Where do artifacts go when they are destroyed? They enter a void of historical erasure, of fabricated narratives and convenient amnesia. We used to call that place a museum. But what happens when a museum is itself destroyed, when it is burned or looted, when icons and artifacts turn to dust or fall back into the hands of people? Can we still access them, and do we even want to? As Boris Groys points out in this issue:
After all, what is the revolution? It is not the process of building a new society—this is the goal of the post-revolutionary period. Rather, revolution is the radical destruction of the existing society. However, to accept this revolutionary destruction is not an easy psychological operation. We tend to resist the radical forces of destruction, we tend to be compassionate and nostalgic toward our past—and maybe even more so toward our endangered present.
After a stream of disappointments following the uprisings of recent years, we start to think about cultural heritage and who secures the narration of history. The notion of history and the nation of history. Thinking back to the 2003 looting of the Museum of Iraq in Baghdad, we can remember how confusing it was to mourn the loss of civilization at the same time as mourning the loss of human life. It was confusing because it was emotionally difficult to understand which one produced the other. When the museum was looted, we did not know whether it was a place containing artifacts from a history we wrote, or from a history that actually wrote us. This was civilization converted into information, then manifested as material history in the museum before finally exploding into the streets—a dematerialization of art taken to another level completely.

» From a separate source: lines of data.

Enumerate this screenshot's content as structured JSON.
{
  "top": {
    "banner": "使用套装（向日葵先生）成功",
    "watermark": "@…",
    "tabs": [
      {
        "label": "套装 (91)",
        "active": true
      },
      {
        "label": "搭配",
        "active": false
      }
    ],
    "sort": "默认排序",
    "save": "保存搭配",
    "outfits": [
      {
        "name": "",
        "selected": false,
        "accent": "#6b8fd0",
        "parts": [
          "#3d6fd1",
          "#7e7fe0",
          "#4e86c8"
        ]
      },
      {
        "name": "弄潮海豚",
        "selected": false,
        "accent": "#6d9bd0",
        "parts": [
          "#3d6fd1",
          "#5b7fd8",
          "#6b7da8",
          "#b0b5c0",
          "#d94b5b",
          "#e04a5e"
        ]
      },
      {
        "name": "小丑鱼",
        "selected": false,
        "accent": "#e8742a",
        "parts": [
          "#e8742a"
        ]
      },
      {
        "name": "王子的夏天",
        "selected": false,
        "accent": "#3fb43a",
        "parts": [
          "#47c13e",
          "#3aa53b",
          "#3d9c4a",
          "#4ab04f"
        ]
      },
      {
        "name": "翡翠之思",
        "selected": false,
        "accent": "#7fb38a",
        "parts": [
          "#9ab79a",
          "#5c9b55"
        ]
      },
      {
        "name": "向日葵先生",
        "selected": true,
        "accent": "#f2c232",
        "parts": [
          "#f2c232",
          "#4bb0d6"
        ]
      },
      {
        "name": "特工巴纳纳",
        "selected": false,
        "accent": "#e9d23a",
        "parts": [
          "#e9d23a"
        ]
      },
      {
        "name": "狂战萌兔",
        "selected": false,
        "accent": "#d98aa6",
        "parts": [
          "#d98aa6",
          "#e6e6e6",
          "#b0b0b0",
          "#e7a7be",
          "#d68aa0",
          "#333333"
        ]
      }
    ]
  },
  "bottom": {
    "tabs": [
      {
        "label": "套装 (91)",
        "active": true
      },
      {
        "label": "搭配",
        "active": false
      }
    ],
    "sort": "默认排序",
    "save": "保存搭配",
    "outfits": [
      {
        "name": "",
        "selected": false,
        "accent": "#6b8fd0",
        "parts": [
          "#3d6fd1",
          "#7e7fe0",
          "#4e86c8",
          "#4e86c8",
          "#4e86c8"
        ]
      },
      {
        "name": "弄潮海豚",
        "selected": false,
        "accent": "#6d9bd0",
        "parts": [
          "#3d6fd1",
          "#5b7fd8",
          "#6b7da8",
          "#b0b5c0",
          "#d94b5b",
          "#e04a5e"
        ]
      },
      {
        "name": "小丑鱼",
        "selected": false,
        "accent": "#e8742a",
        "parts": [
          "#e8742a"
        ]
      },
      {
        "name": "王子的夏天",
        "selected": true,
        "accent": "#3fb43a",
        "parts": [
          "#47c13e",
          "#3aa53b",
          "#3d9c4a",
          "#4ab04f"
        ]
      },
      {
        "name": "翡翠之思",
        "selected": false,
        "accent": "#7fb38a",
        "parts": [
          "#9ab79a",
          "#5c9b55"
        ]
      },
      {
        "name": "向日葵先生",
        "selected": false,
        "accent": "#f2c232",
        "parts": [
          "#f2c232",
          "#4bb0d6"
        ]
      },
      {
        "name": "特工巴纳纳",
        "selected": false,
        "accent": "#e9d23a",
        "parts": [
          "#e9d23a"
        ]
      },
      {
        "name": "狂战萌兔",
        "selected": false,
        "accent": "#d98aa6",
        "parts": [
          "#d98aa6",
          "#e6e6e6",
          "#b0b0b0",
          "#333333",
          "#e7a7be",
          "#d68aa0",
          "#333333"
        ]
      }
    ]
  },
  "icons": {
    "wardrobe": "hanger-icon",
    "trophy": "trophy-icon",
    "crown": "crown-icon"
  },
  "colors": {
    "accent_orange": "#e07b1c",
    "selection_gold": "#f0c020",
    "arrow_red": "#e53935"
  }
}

Following an outpouring of the social imaginary, we start to think about concrete power and where it really rests. And it makes us ask strange questions: Who stabilizes narratives and provides absolute protection for heritage? It is certainly not the internet. And it is certainly not historians or religious fanatics. It has always been the military—guarding the state as repository, literally holding it together to narrate itself as a community, keeping people from becoming artifacts. Naturally, it’s important to remember that the looting of the Museum of Iraq took place in the midst of an insurgency from outside the country, not from inside. These are two very different things. In this issue, Nato Thompson looks at the “cultural turn” in the US military, evidenced by new programs it deployed during the occupation of Iraq. These programs used grassroots organizing tactics to build social bonds between the occupying army and communities within Iraq. Such programs provoke us to face a paradoxical overlap between nonviolent and violent forms of organizing, and the unsettling similarities in how each produces concrete transformations in society.
We might say that this paradox is itself the location of art. And before making assumptions about art’s complicity in being instrumentalized by power, or its autonomy as a free space in some imaginary absolute, it becomes important to identify the particular quality of concreteness assumed by artworks placed at the center of this paradox. We have to find the terms for understanding the fact that we are living inside an epic contradiction, hopped up on speed. Returning to Groys’s essay, it was precisely Malevich who created the first artifact of destruction—his Black Square, an image of permanent destruction that survives permanent destruction. It is a paradoxical post-revolutionary recovery operation that preceded even the Russian Revolution of 1917.
Where do artifacts go after they die? It may be that contemporary artists are remaking them. Let’s then think together with Amanda Boetzkes and Andrew Pendakis about plastics. And let’s take a little rest and let a pre-human Petrosaurus Rex tell us something about the the heritage of the elastic future.